In practical implementations, the kernel Bayes’ rule takes the following form \[ \widehat{\mu}_{Y \mid x}^\pi=\widehat{\mathcal{C}}_{Y X}^\pi\left(\left(\widehat{\mathcal{C}}_{X X}\right)^2+\tilde{\lambda} \mathbf{I}\right)^{-1} \widehat{\mathcal{C}}_{X X}^\pi \varphi(x)=\widetilde{\mathbf{\Phi}} \mathbf{\Lambda}^T\left((\mathbf{D K})^2+\tilde{\lambda} \mathbf{I}\right)^{-1} \mathbf{K D K}_x \] where \[ \mathbf{\Lambda}=(\mathbf{G}+\tilde{\lambda} \mathbf{I})^{-1} \widetilde{\mathbf{G}} \operatorname{diag}(\boldsymbol{\alpha}), \quad \mathbf{D}=\operatorname{diag}\left((\mathbf{G}+\tilde{\lambda} \mathbf{I})^{-1} \widetilde{\mathbf{G}} \boldsymbol{\alpha}\right) \]

Two regularization parameters are used in this framework: \(\lambda\) for the estimation of \(\hat{\mathcal{C}}_{Y X}^\pi, \hat{\mathcal{C}}_{X X}^\pi=\mathbf{\Upsilon} \mathbf{D} \mathbf{\Upsilon}^T\) and \(\tilde{\lambda}\) for the estimation of the final conditional embedding operator## References

\[ \hat{\mathcal{C}}_{Y \mid X}^\pi=\hat{\mathcal{C}}_{Y X}^\pi\left(\left(\hat{\mathcal{C}}_{X X}^\pi\right)^2+\tilde{\lambda} \mathbf{I}\right)^{-1} \hat{\mathcal{C}}_{X X}^\pi \]

The latter regularization is done on square of \(\hat{\mathcal{C}}_{X X}^\pi\) because \(D\) may not be positive definite.

3 References

Alquier, and Gerber. 2024. Universal Robust Regression via Maximum Mean Discrepancy.” Biometrika.
Cherief-Abdellatif, and Alquier. 2020. MMD-Bayes: Robust Bayesian Estimation via Maximum Mean Discrepancy.” In Proceedings of The 2nd Symposium on Advances in Approximate Bayesian Inference.
Muandet, Fukumizu, Sriperumbudur, et al. 2017. Kernel Mean Embedding of Distributions: A Review and Beyond.” Foundations and Trends® in Machine Learning.
Nishiyama, and Fukumizu. 2016. Characteristic Kernels and Infinitely Divisible Distributions.” The Journal of Machine Learning Research.
Pfister, Bühlmann, Schölkopf, et al. 2018. Kernel-Based Tests for Joint Independence.” Journal of the Royal Statistical Society: Series B (Statistical Methodology).
Schölkopf, Muandet, Fukumizu, et al. 2015. Computing Functions of Random Variables via Reproducing Kernel Hilbert Space Representations.” arXiv:1501.06794 [Cs, Stat].
Smola, Gretton, Song, et al. 2007. A Hilbert Space Embedding for Distributions.” In Algorithmic Learning Theory.
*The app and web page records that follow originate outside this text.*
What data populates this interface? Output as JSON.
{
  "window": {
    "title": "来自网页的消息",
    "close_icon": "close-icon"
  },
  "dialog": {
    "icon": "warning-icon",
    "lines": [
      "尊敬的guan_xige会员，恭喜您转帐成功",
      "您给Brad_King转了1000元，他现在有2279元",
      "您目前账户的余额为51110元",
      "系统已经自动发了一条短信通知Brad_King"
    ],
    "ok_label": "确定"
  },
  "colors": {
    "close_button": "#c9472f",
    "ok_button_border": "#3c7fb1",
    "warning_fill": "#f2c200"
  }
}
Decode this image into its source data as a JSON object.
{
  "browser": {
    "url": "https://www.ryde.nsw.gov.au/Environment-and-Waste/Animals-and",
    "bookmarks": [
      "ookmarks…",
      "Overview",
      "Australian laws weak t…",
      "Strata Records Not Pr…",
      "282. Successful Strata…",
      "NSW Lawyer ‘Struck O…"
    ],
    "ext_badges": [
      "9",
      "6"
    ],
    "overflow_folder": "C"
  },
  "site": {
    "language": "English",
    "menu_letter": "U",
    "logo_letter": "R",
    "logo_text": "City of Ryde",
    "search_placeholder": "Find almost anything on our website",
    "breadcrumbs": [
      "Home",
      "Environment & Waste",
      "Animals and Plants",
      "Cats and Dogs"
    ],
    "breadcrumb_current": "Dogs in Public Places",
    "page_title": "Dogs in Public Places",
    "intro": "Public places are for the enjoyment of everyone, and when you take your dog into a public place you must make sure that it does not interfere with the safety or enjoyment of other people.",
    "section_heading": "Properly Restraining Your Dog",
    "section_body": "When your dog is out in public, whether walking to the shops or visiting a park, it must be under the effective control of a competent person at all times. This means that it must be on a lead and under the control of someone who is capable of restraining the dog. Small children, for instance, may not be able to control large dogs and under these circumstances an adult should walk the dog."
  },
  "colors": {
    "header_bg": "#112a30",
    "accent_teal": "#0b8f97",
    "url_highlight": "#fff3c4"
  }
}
Lecture Notes in Computer Science 4754.
Song, Fukumizu, and Gretton. 2013. Kernel Embeddings of Conditional Distributions: A Unified Kernel Framework for Nonparametric Inference in Graphical Models.” IEEE Signal Processing Magazine.
Song, Huang, Smola, et al. 2009. Hilbert Space Embeddings of Conditional Distributions with Applications to Dynamical Systems.” In Proceedings of the 26th Annual International Conference on Machine Learning. ICML ’09.
Sriperumbudur, B. K., Gretton, Fukumizu, et al. 2008. Injective Hilbert Space Embeddings of Probability Measures.” In Proceedings of the 21st Annual Conference on Learning Theory (COLT 2008).
Sriperumbudur, Bharath K., Gretton, Fukumizu, et al. 2010. Hilbert Space Embeddings and Metrics on Probability Measures.” Journal of Machine Learning Research.